As a union, the UK has voted to leave the European Union with some Scottish politicians hinting of a further independence referendum, and some in Northern Ireland wanting a joint Irish nation! At the same time, Job Centre Plus has run out of National Insurance numbers and in June 2016, decided in to start issuing NINOs with prefix ‘KC’ - but there is an issue with this...15 August 2016
With the result of the UK referendum to leave the European Union and indication by Scotland's first minister to run a further Devolution referendum, Simon Parsons considers the potential implications for the next few years for Scotland and Payroll services...8 August 2016
So the nation has chosen to progress leaving the EU with a popular vote of 52%. So what's changed, apart from volatility in currency and stock markets? And what major action do we see impacting payroll?26 July 2016
The National Living Wage (NLW) became compulsory for employees aged 25 and above, at a new minimum rate... Have you considered the implications and reviewed your maternity leave payments and made top-ups of SMP?27 June 2016
April 2016 saw some of the most significant legal changes to impact payroll operations and software.
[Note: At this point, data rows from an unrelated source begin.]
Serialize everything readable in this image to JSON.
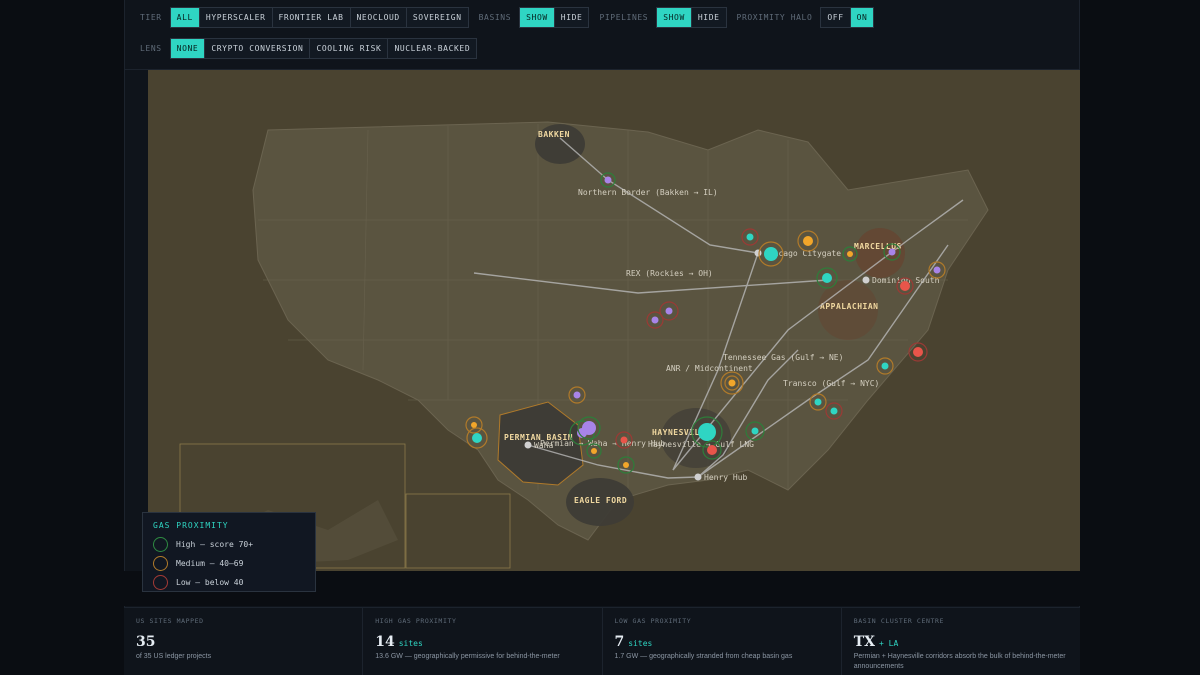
{
  "toolbar": {
    "tier": {
      "label": "TIER",
      "options": [
        "ALL",
        "HYPERSCALER",
        "FRONTIER LAB",
        "NEOCLOUD",
        "SOVEREIGN"
      ],
      "selected": "ALL"
    },
    "basins": {
      "label": "BASINS",
      "options": [
        "SHOW",
        "HIDE"
      ],
      "selected": "SHOW"
    },
    "pipelines": {
      "label": "PIPELINES",
      "options": [
        "SHOW",
        "HIDE"
      ],
      "selected": "SHOW"
    },
    "halo": {
      "label": "PROXIMITY HALO",
      "options": [
        "OFF",
        "ON"
      ],
      "selected": "ON"
    },
    "lens": {
      "label": "LENS",
      "options": [
        "NONE",
        "CRYPTO CONVERSION",
        "COOLING RISK",
        "NUCLEAR-BACKED"
      ],
      "selected": "NONE"
    }
  },
  "colors": {
    "accent": "#2fd5c3",
    "high": "#2e7d3a",
    "medium": "#b07a2a",
    "low": "#9a3a35",
    "site_teal": "#2fd5c3",
    "site_orange": "#f2a62a",
    "site_purple": "#a884e8",
    "site_red": "#e8554a"
  },
  "legend": {
    "title": "GAS PROXIMITY",
    "items": [
      {
        "label": "High — score 70+",
        "color": "#2e8a42"
      },
      {
        "label": "Medium — 40–69",
        "color": "#b07a2a"
      },
      {
        "label": "Low — below 40",
        "color": "#a33a35"
      }
    ]
  },
  "basins": [
    {
      "name": "BAKKEN"
    },
    {
      "name": "MARCELLUS"
    },
    {
      "name": "APPALACHIAN"
    },
    {
      "name": "PERMIAN BASIN"
    },
    {
      "name": "HAYNESVILLE"
    },
    {
      "name": "EAGLE FORD"
    }
  ],
  "pipelines": [
    {
      "name": "Northern Border (Bakken → IL)"
    },
    {
      "name": "REX (Rockies → OH)"
    },
    {
      "name": "Tennessee Gas (Gulf → NE)"
    },
    {
      "name": "ANR / Midcontinent"
    },
    {
      "name": "Transco (Gulf → NYC)"
    },
    {
      "name": "Permian → Waha → Henry Hub"
    },
    {
      "name": "Haynesville → Gulf LNG"
    }
  ],
  "hubs": [
    {
      "name": "Chicago Citygate"
    },
    {
      "name": "Dominion South"
    },
    {
      "name": "Waha"
    },
    {
      "name": "Henry Hub"
    }
  ],
  "stats": [
    {
      "label": "US SITES MAPPED",
      "value": "35",
      "unit": "",
      "note": "of 35 US ledger projects"
    },
    {
      "label": "HIGH GAS PROXIMITY",
      "value": "14",
      "unit": "sites",
      "note": "13.6 GW — geographically permissive for behind-the-meter"
    },
    {
      "label": "LOW GAS PROXIMITY",
      "value": "7",
      "unit": "sites",
      "note": "1.7 GW — geographically stranded from cheap basin gas"
    },
    {
      "label": "BASIN CLUSTER CENTRE",
      "value": "TX",
      "unit": "+ LA",
      "note": "Permian + Haynesville corridors absorb the bulk of behind-the-meter announcements"
    }
  ]
}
I would venture that this year’s new changes have been some of the most impactful yet, more so than the introduction of Real Time Information (RTI). New requirements for Scotland including the Scottish Rate of Income Tax and changes to Earnings and Maintenance Arrestments. A revolution in national insurance with the removal of Contracting out and Under 25 Apprentice NICs being introduced. The list can go on.13 June 2016
Following the judgement of the Employment Appeal Tribunal (9th March 2016), the question of salary sacrifice and maternity rights has been thrown into question! Was HMRC errant in providing guidance? Are employers now off the hook with provision of non-cash benefits in kind during maternity?16 May 2016
In the 2015 Queens speech, the Government set out to create 3 million new apprenticeships by 2020. As part of the Enterprise Bill, apprenticeships would gain the same legal treatment of degrees. ‘The Richard Review’ brings new standards being developed by ‘trailblazers’ and new funding trialled giving employers greater control over spend on training delivery.11 April 2016
We thought 2013 was busy with the introduction of Real Time Information, but looking back it now seems a doddle! 2016 is proving to be one of the most substantial change years ever for payroll, software and service providers and especially payroll managers. Never before have I seen such a wide, heavy plethora of change. Now seems a good time to start the preparations in earnest and put the brain in gear...25 January 2016